Hidden Healthcare: Driven to improve health equity

Thursday, January 14, 2021 palliative carepediatrics
Hidden Healthcare: Driven to improve health equity
Hidden Healthcare takes a look behind the scenes at some of the people powering one of regional Victoria's largest hospitals.

Hossein Kasiri returned to Bendigo Health in August after a five-year hiatus, with more honorifics to his name but the same drive to improve health inequity in regional areas.

“I feel an element of loyalty to Bendigo which gave me numerous opportunities in my years as a junior doctor and has helped me thrive,” he said.

Hossein moved to Bendigo in 2010 after five years working in various hospitals and GP practices in Tehran, Iran.

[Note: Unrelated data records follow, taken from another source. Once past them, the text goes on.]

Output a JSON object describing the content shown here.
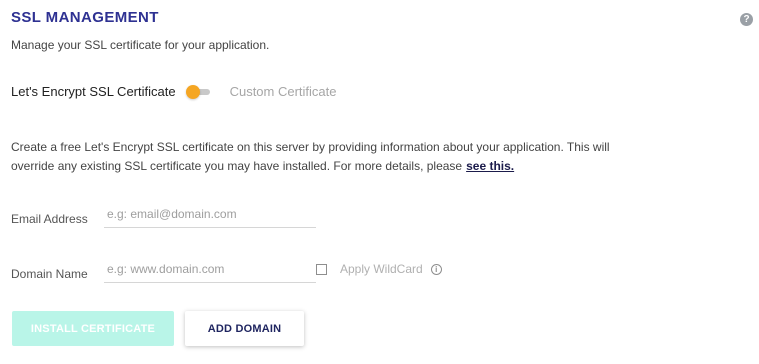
{
  "header": {
    "title": "SSL MANAGEMENT",
    "subtitle": "Manage your SSL certificate for your application.",
    "help_icon": "?"
  },
  "certificate_toggle": {
    "left_label": "Let's Encrypt SSL Certificate",
    "right_label": "Custom Certificate",
    "selected": "Let's Encrypt SSL Certificate",
    "accent_color": "#f5a623"
  },
  "description": {
    "text": "Create a free Let's Encrypt SSL certificate on this server by providing information about your application. This will override any existing SSL certificate you may have installed. For more details, please",
    "link_text": "see this."
  },
  "form": {
    "email_label": "Email Address",
    "email_placeholder": "e.g: email@domain.com",
    "email_value": "",
    "domain_label": "Domain Name",
    "domain_placeholder": "e.g: www.domain.com",
    "domain_value": "",
    "wildcard_label": "Apply WildCard",
    "wildcard_checked": false
  },
  "buttons": {
    "install_label": "INSTALL CERTIFICATE",
    "add_domain_label": "ADD DOMAIN"
  }
}
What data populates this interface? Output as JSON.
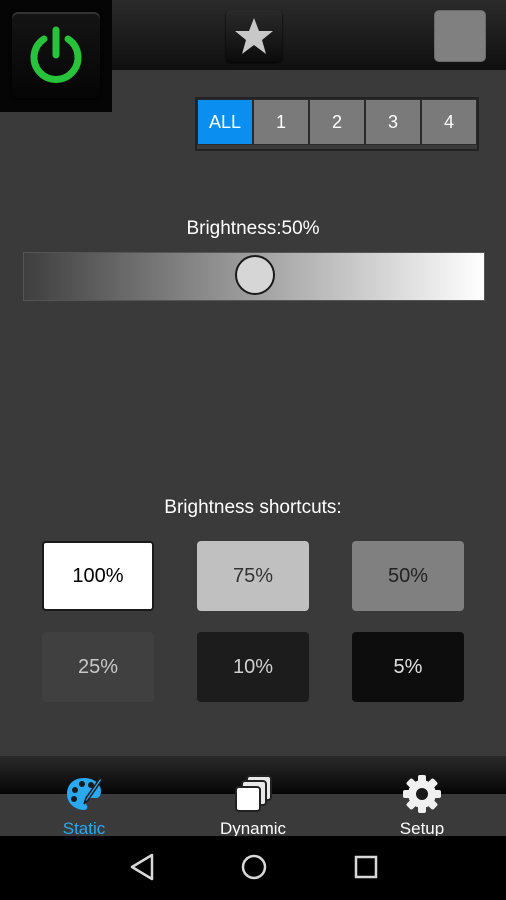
{
  "top_bar": {
    "power_icon": "power-icon",
    "favorite_icon": "star-icon",
    "current_color": "#808080"
  },
  "groups": {
    "items": [
      "ALL",
      "1",
      "2",
      "3",
      "4"
    ],
    "selected": "ALL"
  },
  "brightness": {
    "label": "Brightness:50%",
    "value_percent": 50
  },
  "shortcuts": {
    "label": "Brightness shortcuts:",
    "items": [
      {
        "label": "100%",
        "bg": "#ffffff",
        "fg": "#000000"
      },
      {
        "label": "75%",
        "bg": "#c0c0c0",
        "fg": "#333333"
      },
      {
        "label": "50%",
        "bg": "#808080",
        "fg": "#222222"
      },
      {
        "label": "25%",
        "bg": "#404040",
        "fg": "#c8c8c8"
      },
      {
        "label": "10%",
        "bg": "#1c1c1c",
        "fg": "#d0d0d0"
      },
      {
        "label": "5%",
        "bg": "#0d0d0d",
        "fg": "#e0e0e0"
      }
    ]
  },
  "bottom_nav": {
    "items": [
      {
        "label": "Static",
        "icon": "palette-icon",
        "active": true
      },
      {
        "label": "Dynamic",
        "icon": "layers-icon",
        "active": false
      },
      {
        "label": "Setup",
        "icon": "gear-icon",
        "active": false
      }
    ],
    "active_color": "#2aa8f0"
  },
  "system_nav": [
    "back-icon",
    "home-icon",
    "recents-icon"
  ]
}
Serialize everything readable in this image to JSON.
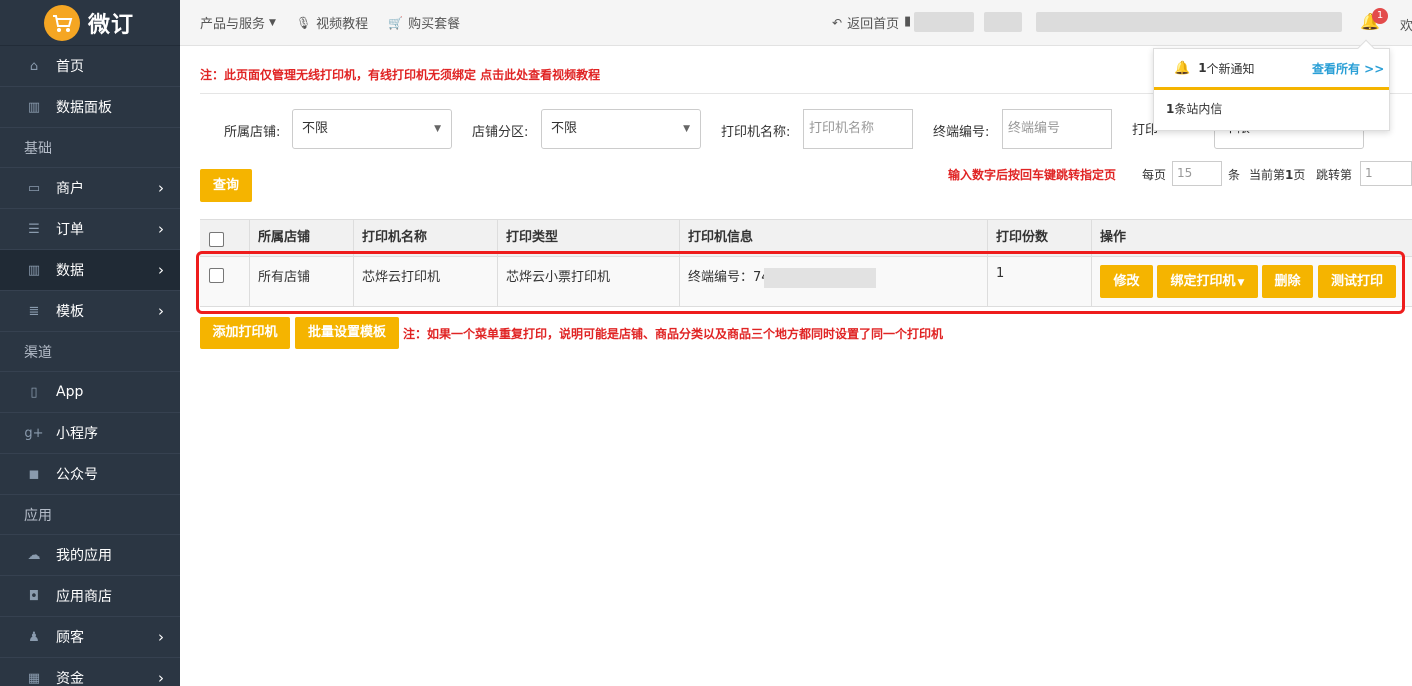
{
  "brand": {
    "name": "微订",
    "logo_icon": "cart-chat-logo",
    "accent": "#f5a623"
  },
  "sidebar": {
    "items": [
      {
        "type": "item",
        "icon": "home-icon",
        "glyph": "⌂",
        "label": "首页",
        "chevron": false
      },
      {
        "type": "item",
        "icon": "bar-chart-icon",
        "glyph": "▥",
        "label": "数据面板",
        "chevron": false
      },
      {
        "type": "section",
        "label": "基础"
      },
      {
        "type": "item",
        "icon": "laptop-icon",
        "glyph": "▭",
        "label": "商户",
        "chevron": true
      },
      {
        "type": "item",
        "icon": "list-icon",
        "glyph": "☰",
        "label": "订单",
        "chevron": true
      },
      {
        "type": "item",
        "icon": "bar-chart-icon",
        "glyph": "▥",
        "label": "数据",
        "chevron": true,
        "active": true
      },
      {
        "type": "item",
        "icon": "list-alt-icon",
        "glyph": "≣",
        "label": "模板",
        "chevron": true
      },
      {
        "type": "section",
        "label": "渠道"
      },
      {
        "type": "item",
        "icon": "tablet-icon",
        "glyph": "▯",
        "label": "App",
        "chevron": false
      },
      {
        "type": "item",
        "icon": "google-plus-icon",
        "glyph": "g+",
        "label": "小程序",
        "chevron": false
      },
      {
        "type": "item",
        "icon": "comments-icon",
        "glyph": "◼",
        "label": "公众号",
        "chevron": false
      },
      {
        "type": "section",
        "label": "应用"
      },
      {
        "type": "item",
        "icon": "cloud-icon",
        "glyph": "☁",
        "label": "我的应用",
        "chevron": false
      },
      {
        "type": "item",
        "icon": "cup-icon",
        "glyph": "◘",
        "label": "应用商店",
        "chevron": false
      },
      {
        "type": "item",
        "icon": "users-icon",
        "glyph": "♟",
        "label": "顾客",
        "chevron": true
      },
      {
        "type": "item",
        "icon": "grid-icon",
        "glyph": "▦",
        "label": "资金",
        "chevron": true
      }
    ]
  },
  "topbar": {
    "products": "产品与服务",
    "video_tutorial": "视频教程",
    "buy_package": "购买套餐",
    "back_home": "返回首页",
    "notification_count": "1",
    "welcome": "欢"
  },
  "notice_top": "注：此页面仅管理无线打印机，有线打印机无须绑定 点击此处查看视频教程",
  "filters": {
    "store_label": "所属店铺:",
    "store_value": "不限",
    "zone_label": "店铺分区:",
    "zone_value": "不限",
    "printer_name_label": "打印机名称:",
    "printer_name_placeholder": "打印机名称",
    "terminal_label": "终端编号:",
    "terminal_placeholder": "终端编号",
    "partial_label": "打印",
    "partial_value": "不限",
    "query_button": "查询"
  },
  "pager": {
    "hint": "输入数字后按回车键跳转指定页",
    "per_page": "每页",
    "per_page_value": "15",
    "unit": "条",
    "current_prefix": "当前第",
    "current_page": "1",
    "current_suffix": "页",
    "jump_label": "跳转第",
    "jump_value": "1"
  },
  "table": {
    "headers": [
      "所属店铺",
      "打印机名称",
      "打印类型",
      "打印机信息",
      "打印份数",
      "操作"
    ],
    "rows": [
      {
        "store": "所有店铺",
        "name": "芯烨云打印机",
        "type": "芯烨云小票打印机",
        "info": "终端编号：74",
        "copies": "1",
        "actions": {
          "edit": "修改",
          "bind": "绑定打印机",
          "delete": "删除",
          "test": "测试打印"
        }
      }
    ]
  },
  "bottom": {
    "add_printer": "添加打印机",
    "batch_template": "批量设置模板",
    "note": "注：如果一个菜单重复打印，说明可能是店铺、商品分类以及商品三个地方都同时设置了同一个打印机"
  },
  "popup": {
    "count": "1",
    "new_notice": "个新通知",
    "view_all": "查看所有 >>",
    "message_count": "1",
    "message_text": "条站内信"
  },
  "colors": {
    "sidebar_bg": "#2b3643",
    "button": "#f5b400",
    "warning_text": "#e02424",
    "highlight_border": "#ee1c1c",
    "link": "#2a9fd6"
  }
}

“Coming to Australia was a little bit about exploring, getting out of my comfort zone and seeing how other healthcare systems worked,” he said.

He began his career as a medical intern at Bendigo Health before advancing into a resident and eventually a registrar.

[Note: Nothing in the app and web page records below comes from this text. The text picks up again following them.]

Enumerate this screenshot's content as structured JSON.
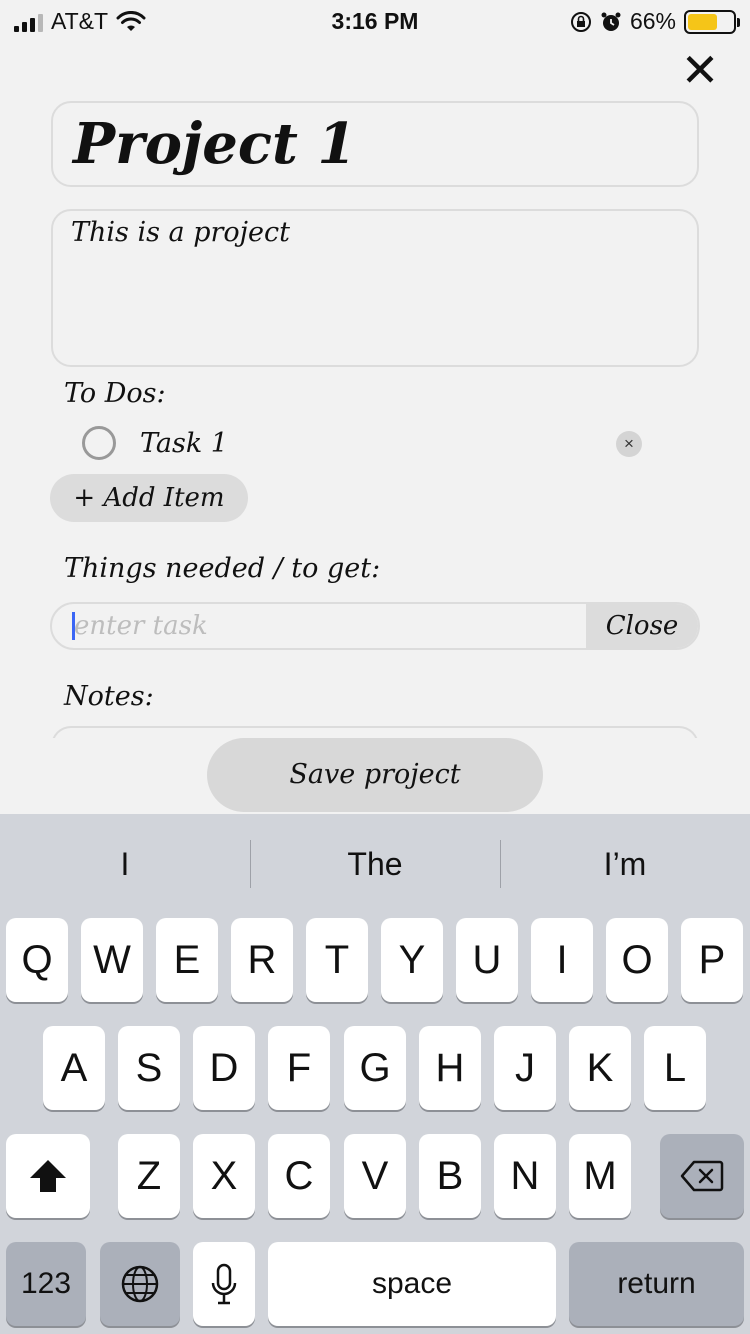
{
  "status_bar": {
    "carrier": "AT&T",
    "time": "3:16 PM",
    "battery": "66%",
    "battery_level": 0.66,
    "icons": [
      "signal-icon",
      "wifi-icon",
      "orientation-lock-icon",
      "alarm-icon",
      "battery-charging-icon"
    ]
  },
  "form": {
    "close_glyph": "✕",
    "title": "Project 1",
    "description": "This is a project",
    "todos_label": "To Dos:",
    "todos": [
      {
        "text": "Task 1",
        "done": false,
        "remove_glyph": "×"
      }
    ],
    "add_item_label": "+ Add Item",
    "things_label": "Things needed / to get:",
    "task_input_placeholder": "enter task",
    "task_close_label": "Close",
    "notes_label": "Notes:",
    "save_label": "Save project"
  },
  "keyboard": {
    "suggestions": [
      "I",
      "The",
      "I’m"
    ],
    "row1": [
      "Q",
      "W",
      "E",
      "R",
      "T",
      "Y",
      "U",
      "I",
      "O",
      "P"
    ],
    "row2": [
      "A",
      "S",
      "D",
      "F",
      "G",
      "H",
      "J",
      "K",
      "L"
    ],
    "row3": [
      "Z",
      "X",
      "C",
      "V",
      "B",
      "N",
      "M"
    ],
    "numbers_label": "123",
    "space_label": "space",
    "return_label": "return"
  }
}
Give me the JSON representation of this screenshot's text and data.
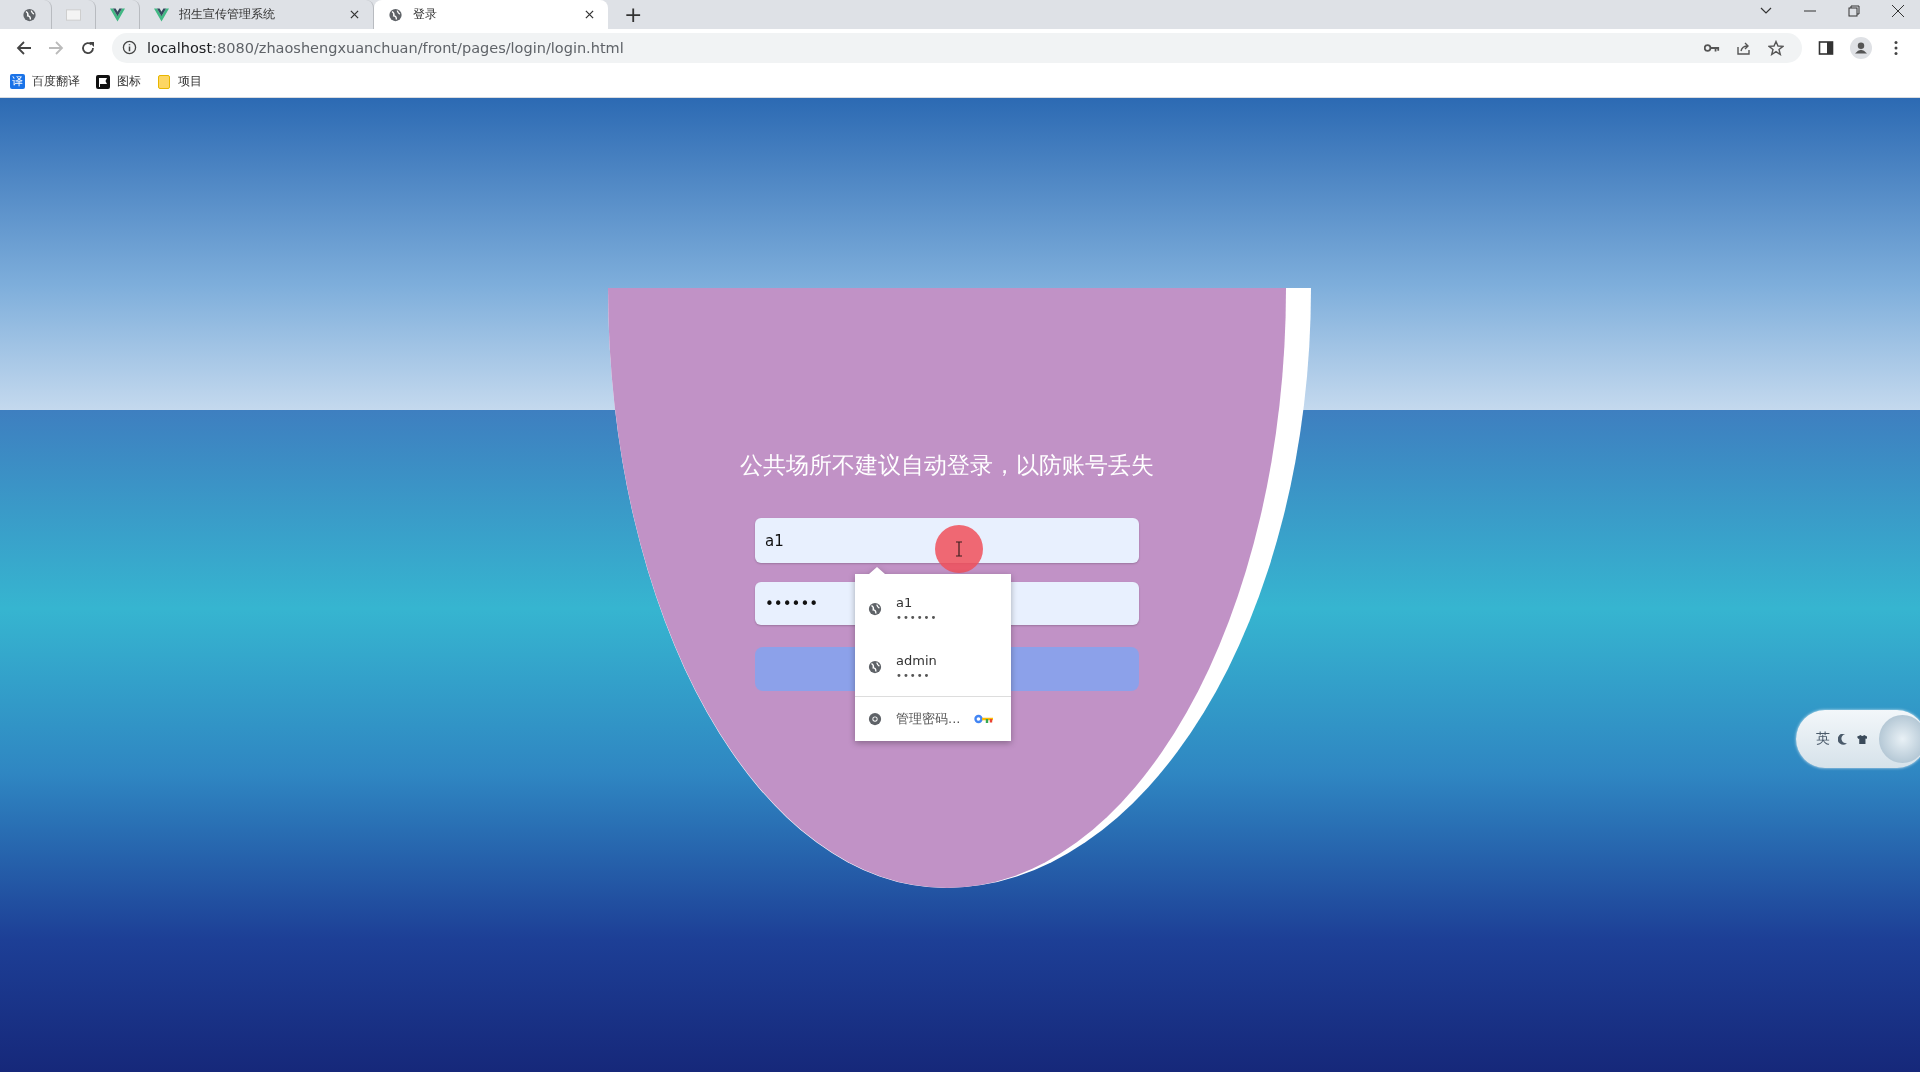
{
  "browser": {
    "tabs": [
      {
        "kind": "globe",
        "selected": false
      },
      {
        "kind": "blank",
        "selected": false
      },
      {
        "kind": "vue",
        "selected": false
      },
      {
        "kind": "vue",
        "title": "招生宣传管理系统",
        "selected": false
      },
      {
        "kind": "globe",
        "title": "登录",
        "selected": true
      }
    ],
    "new_tab": "+",
    "url": "localhost:8080/zhaoshengxuanchuan/front/pages/login/login.html",
    "bookmarks": [
      {
        "kind": "translate",
        "badge": "译",
        "label": "百度翻译"
      },
      {
        "kind": "flag",
        "label": "图标"
      },
      {
        "kind": "folder",
        "label": "项目"
      }
    ]
  },
  "login": {
    "title": "公共场所不建议自动登录，以防账号丢失",
    "username": "a1",
    "password": "••••••"
  },
  "autofill": {
    "items": [
      {
        "username": "a1",
        "password": "••••••"
      },
      {
        "username": "admin",
        "password": "•••••"
      }
    ],
    "manage": "管理密码..."
  },
  "ime": {
    "label": "英"
  }
}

It was during his stint as a paediatric registrar that Hossein noticed difficulties some families had in accessing tertiary care.

“Some patients were missing appointments and follow ups and had limited health literacy, which meant they were presenting quite unwell,” he said.

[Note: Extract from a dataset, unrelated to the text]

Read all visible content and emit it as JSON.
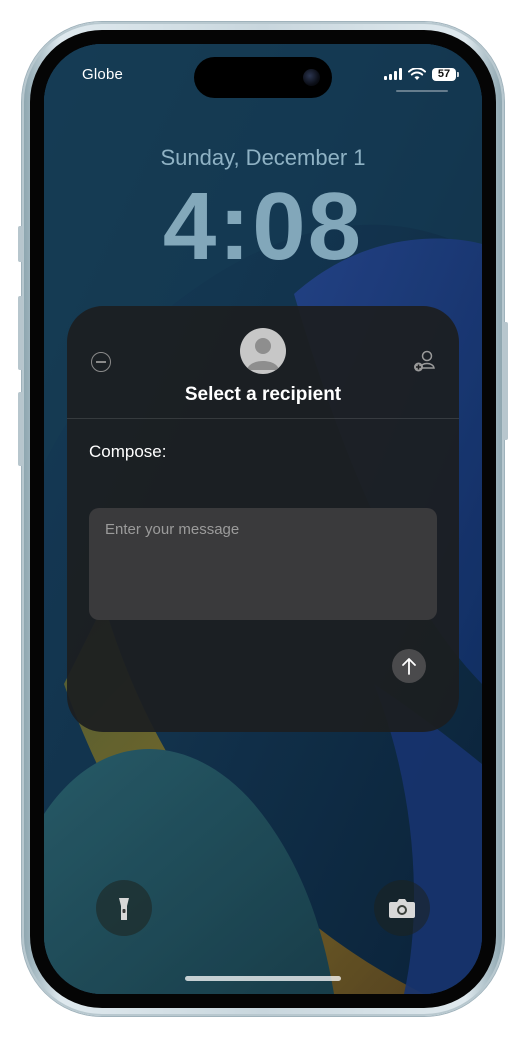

Hossein decided to combine his determination to improve health equity with an emerging passion for palliative care, by studying to become a fellow in the Royal Australian College of General Practitioners, working as a GP in Melbourne and the small Gippsland town of Churchill.

“It was a small community with lots of health problems and was a good opportunity for me to try and improve their access to quality healthcare,” he said.

Once a fellow, he was able to begin training in advanced palliative care medicine, including a one-year placement in the Bendigo Health Specialist Palliative Care & Evaluation Unit, which he completed in August 2020.

Now back at Bendigo Health, working as one of four palliative care physicians, Hossein has been impressed with the service development and provision across the Loddon Mallee region.

“It’s exciting to see how things have evolved over the past few years, we have more clinics, more services, better palliative care at home and we have the capacity to provide care to more people in the region,” he said.

“Palliative care is a human right. All health professionals need to have some level of competency in providing palliative care, and that’s what we’re trying to support them to do.”